God’s Fatherhood And Prayer -- By: Tom Wells

Journal: Reformation and Revival
Volume: RAR 07:2 (Spring 1998)
Article: God’s Fatherhood And Prayer
Author: Tom Wells

God’s Fatherhood And Prayer

Tom Wells

A moment’s thought will show that God’s nature—what He is like—plays a major role in prayer. There are two reasons for this. First, everything we do, everything we think, and our very existence depend on God. Were He a different God, we would be different people, or no people at all! Second, prayer is directed to God, not to others. When we pray, God is not a third party looking on, but the One who receives our prayers and deals with them as He sees fit. What He is like means everything.

Is He, for example, powerful? If not, our prayers are in vain. Theoretically no Christian can deny the power of God, but there is often just enough that is unique about our present circumstances to make us practically doubtful about His power to meet our specific need. That is why, in dealing with the Roman centurion whose servant was ill, Jesus treated belief in His power to heal as faith indeed (Matt. 8:5–10). When the centurion showed faith in Jesus’ authority over sickness (or the forces necessary to eradicate it), Jesus “marveled, and said …, ‘I have not found such great faith with anyone in Israel’“ Faith in God, like faith in Jesus, is in part faith in His ability, His power. You will see immediately that other attributes of God must also come into play in trusting Him, such things as His good will toward you and His attention to your prayers (in theological terms, His omniscience). He must be a prayer-hearing God to be a prayer-answering God. One would be useless

to prayer without the other. Yet the Bible shows that prayer, whether or not we grasp how it works, is anything but useless. Tennyson was on biblical ground when he wrote, “More things are wrought by prayer than this world dreams of.” Is there a word that captures this relation of God to the prayers of His people? There is: the word Father.

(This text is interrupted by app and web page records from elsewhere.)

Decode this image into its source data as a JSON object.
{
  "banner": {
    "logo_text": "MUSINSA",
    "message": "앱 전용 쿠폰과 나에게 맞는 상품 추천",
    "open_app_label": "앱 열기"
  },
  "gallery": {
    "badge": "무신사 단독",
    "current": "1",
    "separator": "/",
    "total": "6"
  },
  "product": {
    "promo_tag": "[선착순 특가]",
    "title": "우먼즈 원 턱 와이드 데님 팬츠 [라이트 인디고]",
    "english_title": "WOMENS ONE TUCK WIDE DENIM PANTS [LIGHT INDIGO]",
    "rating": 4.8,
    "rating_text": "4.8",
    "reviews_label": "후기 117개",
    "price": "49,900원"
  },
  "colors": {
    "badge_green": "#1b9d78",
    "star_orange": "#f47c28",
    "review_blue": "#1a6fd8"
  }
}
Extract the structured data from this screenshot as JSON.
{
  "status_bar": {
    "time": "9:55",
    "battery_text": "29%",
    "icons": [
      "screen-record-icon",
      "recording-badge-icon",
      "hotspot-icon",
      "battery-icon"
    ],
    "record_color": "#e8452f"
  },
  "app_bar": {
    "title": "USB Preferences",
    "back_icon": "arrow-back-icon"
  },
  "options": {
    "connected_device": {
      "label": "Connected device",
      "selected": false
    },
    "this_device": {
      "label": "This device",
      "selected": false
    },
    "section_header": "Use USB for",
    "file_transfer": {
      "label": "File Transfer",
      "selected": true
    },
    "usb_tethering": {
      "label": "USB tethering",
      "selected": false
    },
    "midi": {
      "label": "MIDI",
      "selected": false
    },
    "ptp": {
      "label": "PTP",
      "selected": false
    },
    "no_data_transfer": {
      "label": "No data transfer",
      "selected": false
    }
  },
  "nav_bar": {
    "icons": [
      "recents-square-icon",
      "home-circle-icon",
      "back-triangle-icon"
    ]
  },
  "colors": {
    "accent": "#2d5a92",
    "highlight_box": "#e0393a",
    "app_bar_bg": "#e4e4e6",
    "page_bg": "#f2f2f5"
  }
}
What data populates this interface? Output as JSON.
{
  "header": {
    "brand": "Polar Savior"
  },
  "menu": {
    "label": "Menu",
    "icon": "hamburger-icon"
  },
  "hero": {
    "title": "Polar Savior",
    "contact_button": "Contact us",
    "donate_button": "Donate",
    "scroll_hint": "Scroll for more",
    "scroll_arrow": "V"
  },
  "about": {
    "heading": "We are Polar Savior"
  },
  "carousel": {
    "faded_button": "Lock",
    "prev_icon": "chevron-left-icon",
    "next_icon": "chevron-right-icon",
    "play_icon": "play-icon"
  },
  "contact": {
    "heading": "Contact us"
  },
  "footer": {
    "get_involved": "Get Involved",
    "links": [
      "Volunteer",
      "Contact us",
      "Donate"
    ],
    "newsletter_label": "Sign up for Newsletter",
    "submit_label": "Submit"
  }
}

The word Father is too rich to confine to His relation to our prayers, of course. That is clear. Like all but the most technical terms it means different things in different contexts. For example, it refers to the eternal relation between the Son as the second person of the Trinity and the Father as the first person. It has other uses as well.

The way the Lord Jesus treated His relation to His Father during His earthly ministry, however, offers us a model for our own thoughts of God’s fatherhood, and nowhere is this more applicable than in our prayers. Our sonship to God is built on the analogy of His own sonship. He is “the Firstborn among many brethren” (Rom. 8:29). The firstborn in Israel was the chief heir, but his heirship did not...

You must have a subscription and be logged in to read the entire article.
Click here to subscribe
visitor : : uid: ()